I realize how much my body holds on to fear and judgment. I’m waiting for a man to control my life because I can’t take care of myself. I’m waiting for a man to take the reins, talk down to me and put me in my place. The words my dad said to me when I announced my engagement ring back to me and slice through my body “You finally found someone that will put up with you. Better hold on to him.”

Well. I reject this. I am opening my heart to a new, scary love. An unknown love. Something different and bright. I will give back this love. I’m opening my gates, my heart, my body, and quieting my mind.

I am not doing this because it’s the 4th of July or a new moon. I am shedding my skin because it is time.

This declaration is me removing roles and pressure and experiences that are not me. There is a lot of judgement around my life, people pushing what they think I should do or be. I thank you for your input, but this is my life. I would be insane not to trust myself. If I fail, every day I am learning to fail faster and move on.

It starts with being really honest. Ugly honest. Scary honest.

Each of these roles holds a story or a person. They no longer serve me.

I am not a caregiver, a daughter or a victim.

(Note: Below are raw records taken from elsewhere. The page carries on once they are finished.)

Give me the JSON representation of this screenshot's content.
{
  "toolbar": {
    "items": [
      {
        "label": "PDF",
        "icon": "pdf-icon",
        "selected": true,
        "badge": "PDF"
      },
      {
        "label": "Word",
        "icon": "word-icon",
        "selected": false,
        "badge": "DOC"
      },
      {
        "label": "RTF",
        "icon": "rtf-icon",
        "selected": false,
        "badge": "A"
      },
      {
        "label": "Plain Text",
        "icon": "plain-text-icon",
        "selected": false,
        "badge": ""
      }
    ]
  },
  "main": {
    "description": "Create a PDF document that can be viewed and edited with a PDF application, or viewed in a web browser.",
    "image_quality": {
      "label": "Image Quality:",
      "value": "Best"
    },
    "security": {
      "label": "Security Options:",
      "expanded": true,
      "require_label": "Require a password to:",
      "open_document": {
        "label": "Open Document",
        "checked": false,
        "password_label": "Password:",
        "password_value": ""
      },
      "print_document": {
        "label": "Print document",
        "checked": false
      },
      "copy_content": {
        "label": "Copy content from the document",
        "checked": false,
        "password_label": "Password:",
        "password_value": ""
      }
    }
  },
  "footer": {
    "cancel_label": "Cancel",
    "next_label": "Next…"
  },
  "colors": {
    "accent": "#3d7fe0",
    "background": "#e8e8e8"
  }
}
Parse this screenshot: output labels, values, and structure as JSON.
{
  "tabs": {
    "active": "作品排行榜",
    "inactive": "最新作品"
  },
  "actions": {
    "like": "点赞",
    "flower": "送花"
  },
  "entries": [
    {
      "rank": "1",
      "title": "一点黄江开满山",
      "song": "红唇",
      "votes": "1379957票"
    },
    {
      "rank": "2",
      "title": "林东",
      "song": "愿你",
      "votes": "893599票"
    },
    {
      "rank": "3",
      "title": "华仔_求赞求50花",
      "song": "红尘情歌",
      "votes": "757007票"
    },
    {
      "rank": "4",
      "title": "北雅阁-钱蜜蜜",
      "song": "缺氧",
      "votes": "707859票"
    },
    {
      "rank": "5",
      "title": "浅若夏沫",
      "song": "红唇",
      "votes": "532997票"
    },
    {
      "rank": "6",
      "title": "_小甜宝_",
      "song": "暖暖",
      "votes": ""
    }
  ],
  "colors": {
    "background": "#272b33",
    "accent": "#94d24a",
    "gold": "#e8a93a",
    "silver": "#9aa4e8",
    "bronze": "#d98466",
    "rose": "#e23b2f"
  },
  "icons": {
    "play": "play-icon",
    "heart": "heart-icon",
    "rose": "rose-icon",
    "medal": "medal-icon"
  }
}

I am not a boss, fighter or party girl.

I am not the artsy girl.

I am not an intellectual, a nerd, a servant.

When all of these roles go away and I decide in each moment what makes me happy, what’s uncomfortable, what lights me up- That.

That is me.

I am not a writer or a healer or an artist.

I am all of these things and none of them. My life can take a new road tomorrow. If it feels right, I will jump in. What I should do or what is expected of me, be damned.

I am living and breathing. Change is natural. It is success.

I will not spend another breath on someone else’s expectations. Or even my own.